Using creative methods to capture user journeys using Boda Bodas from different perspectives. Photo: H Cambridge / i-CMiIST

Representatives from disadvantaged and vulnerable groups produced short digital stories highlighting the routes they usually took, describing the personal difficulties they experience on a daily basis. Presenting their stories enabled them to propose solutions as well.

In addition, cameras were used to observe the traffic situation in Kampala from the perspective of the Boda Boda riders themselves. Selected riders had cameras mounted on their motorcycle to record their journey over a set route.

Photo of on-street interviews with Boda Boda drivers
On-street interviews with Boda Boda drivers in Kampala, Uganda. Photo: H Cambridge / i-CMiiST

 

Deliberative approaches

This is an approach to decision-making that allows participants to consider relevant information from multiple points of view. The case study utilized the Delphi method approach, developed by Rand , where a pool of experts considered a number of statements about the extent to which transport infrastructure is affected by climate change. Over a series of iterations, a facilitator compiled the responses, refined the statements and returned them back to the experts until a final consensus was reached.

Additional sources of data

Finally, the case study compiled supplementary information pertaining to the Boda Boda Free Zone from regulatory agencies responsible for planning and implementing transport policies in the city including: Kampala Capital City Authority, National Road Safety Council, Ministry of works – (Transport Licensing Board), Uganda Police Force ( traffic directorate, vehicle inspection) and the National Planning Authority.

External Collaborators

UNEP Share the Road Uganda Local Partner
Carly Gilbert-Patrick
Carly Gilbert-Patrick, Share The Road, UNEP

Carly Gilbert-Patrick
Global transport and programme manager in transport policy and practice. She leads UN Environment’s Share the Road Programme.

Amanda-Ngabirano, Makerere University, Uganda.

Amanda Ngabirano
Lecturer and researcher in transport planning and mobility. She is also Chairperson of Uganda’s National Physical Planning Board (NPPB)

Zambia Local Partner Uganda Local Partner
Daniel Mwamba, Zambia Road Safety Trust..

Daniel Mwamba

Daniel Mwamba is the founder and chairman for Zambia’s leading NGO for Road Safety, the Zambia Road Safety Trust. He is also the country’s Data Coordinator for the WHO Road Safety Global Status Report.

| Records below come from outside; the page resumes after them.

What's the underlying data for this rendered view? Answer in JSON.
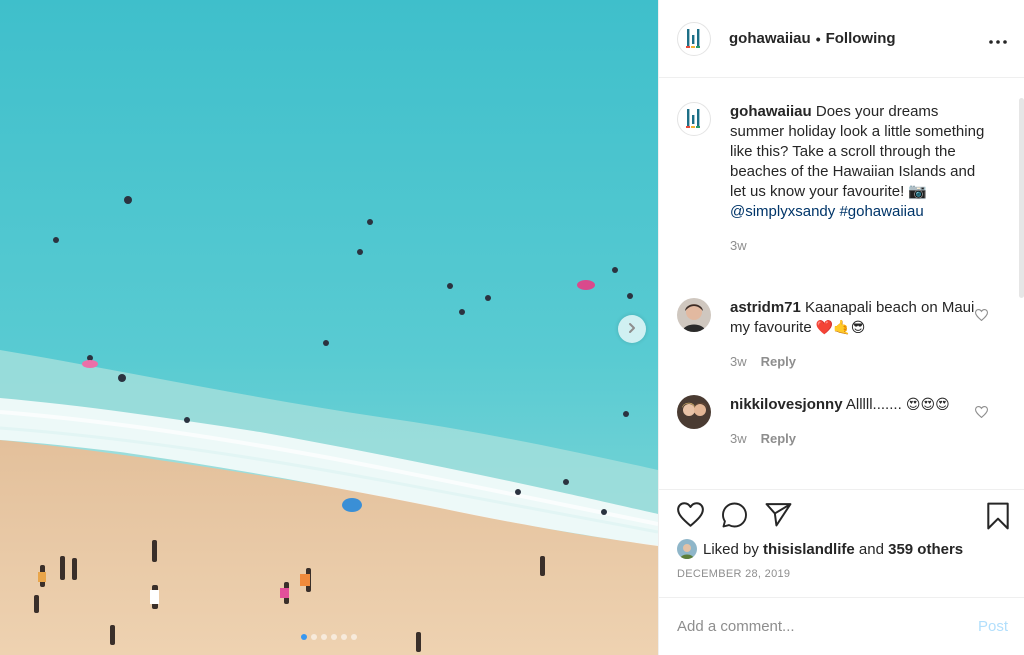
{
  "post": {
    "username": "gohawaiiau",
    "separator": "•",
    "follow_label": "Following",
    "more_icon": "more-horizontal-icon",
    "media": {
      "slide_count": 6,
      "active_slide": 1,
      "next_icon": "chevron-right-icon"
    }
  },
  "caption": {
    "username": "gohawaiiau",
    "text": "Does your dreams summer holiday look a little something like this? Take a scroll through the beaches of the Hawaiian Islands and let us know your favourite! 📷",
    "mention": "@simplyxsandy",
    "hashtag": "#gohawaiiau",
    "time": "3w"
  },
  "comments": [
    {
      "username": "astridm71",
      "text": "Kaanapali beach on Maui my favourite",
      "emojis": "❤️🤙😎",
      "time": "3w",
      "reply_label": "Reply"
    },
    {
      "username": "nikkilovesjonny",
      "text": "Alllll.......",
      "emojis": "😍😍😍",
      "time": "3w",
      "reply_label": "Reply"
    }
  ],
  "actions": {
    "like_icon": "heart-icon",
    "comment_icon": "comment-icon",
    "share_icon": "share-icon",
    "save_icon": "bookmark-icon"
  },
  "likes": {
    "prefix": "Liked by",
    "user": "thisislandlife",
    "connector": "and",
    "others": "359 others"
  },
  "date": "DECEMBER 28, 2019",
  "add_comment": {
    "placeholder": "Add a comment...",
    "post_label": "Post"
  },
  "colors": {
    "link": "#003569",
    "post_disabled": "#b2dffc",
    "active_dot": "#3897f0",
    "sea": "#49c3cc",
    "sand": "#e8c7a2"
  }
}
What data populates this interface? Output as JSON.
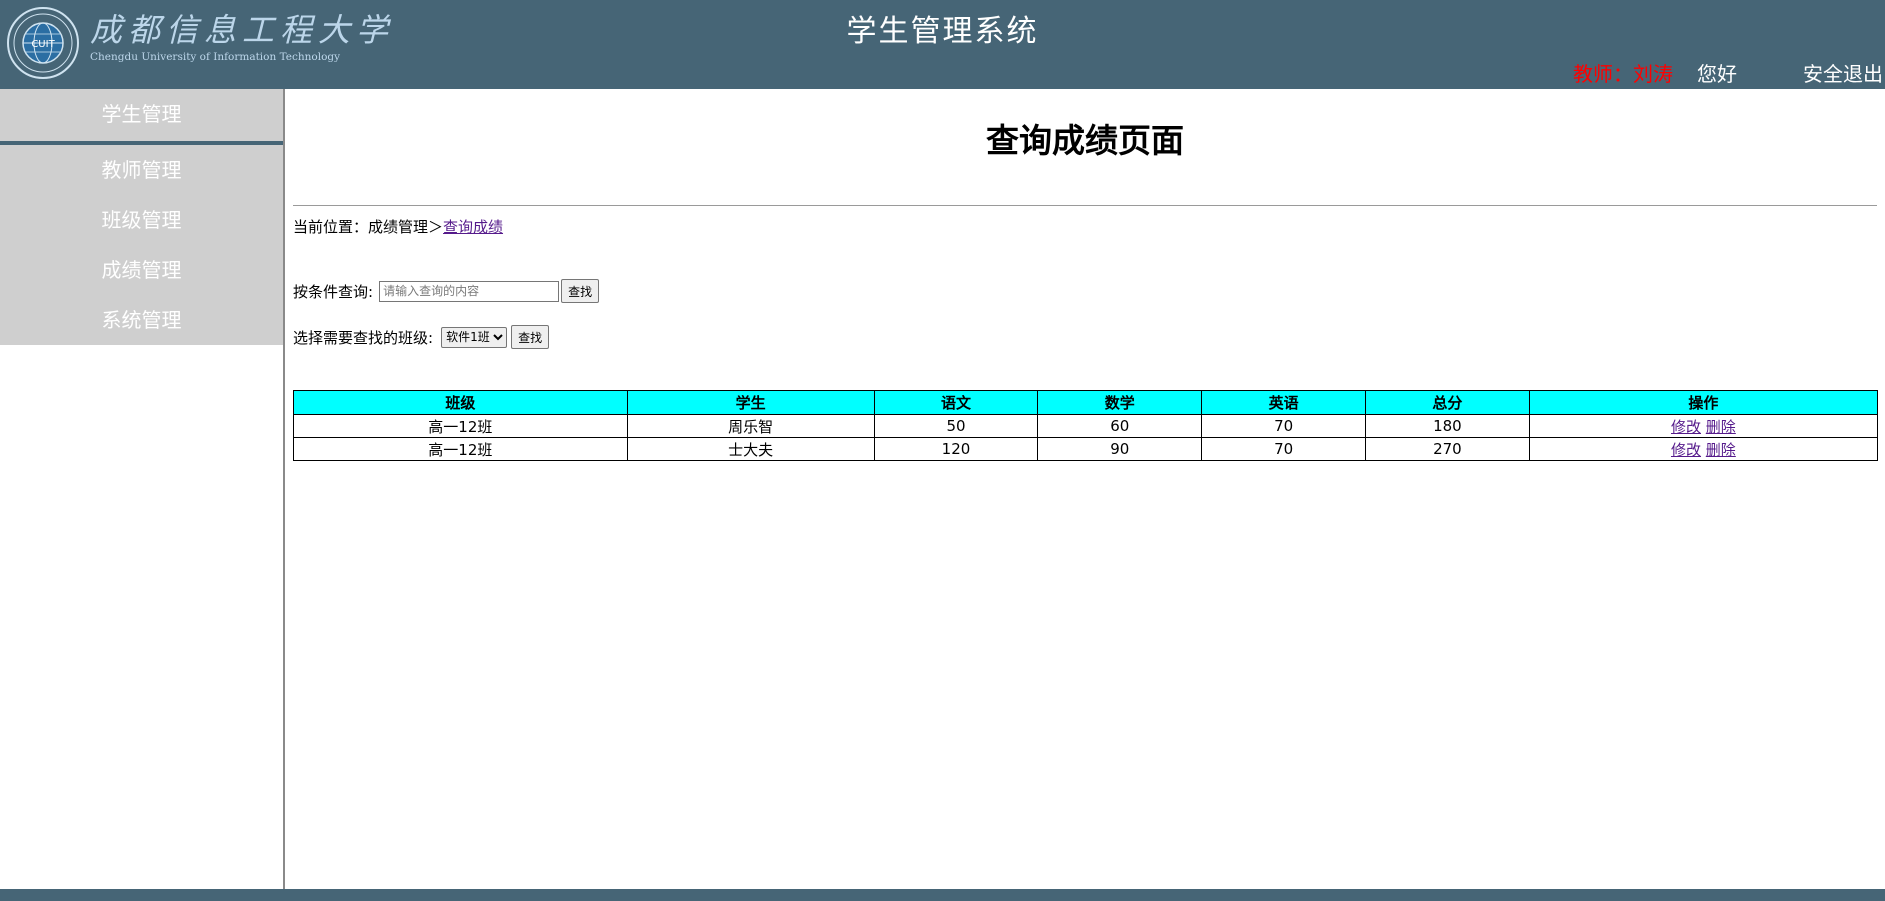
{
  "header": {
    "app_title": "学生管理系统",
    "logo_cn": "成都信息工程大学",
    "logo_en": "Chengdu University of Information Technology",
    "user_role": "教师：",
    "user_name": "刘涛",
    "greeting": "您好",
    "logout": "安全退出"
  },
  "sidebar": {
    "items": [
      {
        "label": "学生管理"
      },
      {
        "label": "教师管理"
      },
      {
        "label": "班级管理"
      },
      {
        "label": "成绩管理"
      },
      {
        "label": "系统管理"
      }
    ]
  },
  "main": {
    "page_title": "查询成绩页面",
    "breadcrumb": {
      "prefix": "当前位置：成绩管理＞",
      "current": "查询成绩"
    },
    "search": {
      "label": "按条件查询:",
      "placeholder": "请输入查询的内容",
      "button": "查找"
    },
    "class_filter": {
      "label": "选择需要查找的班级:",
      "selected": "软件1班",
      "button": "查找"
    },
    "table": {
      "headers": [
        "班级",
        "学生",
        "语文",
        "数学",
        "英语",
        "总分",
        "操作"
      ],
      "rows": [
        {
          "class": "高一12班",
          "student": "周乐智",
          "chinese": "50",
          "math": "60",
          "english": "70",
          "total": "180",
          "edit": "修改",
          "delete": "删除"
        },
        {
          "class": "高一12班",
          "student": "士大夫",
          "chinese": "120",
          "math": "90",
          "english": "70",
          "total": "270",
          "edit": "修改",
          "delete": "删除"
        }
      ]
    }
  },
  "colors": {
    "header_bg": "#466576",
    "menu_bg": "#cfcfcf",
    "table_header_bg": "#00ffff",
    "user_name": "#ff0000"
  }
}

Wasike Yusuf Arby
Wasike Yusuf Arby

Wasike Yusuf Arby

Wasike Yusuf Arby is an Urban Planner and Managing Partner of Newsphere Innovations Limited.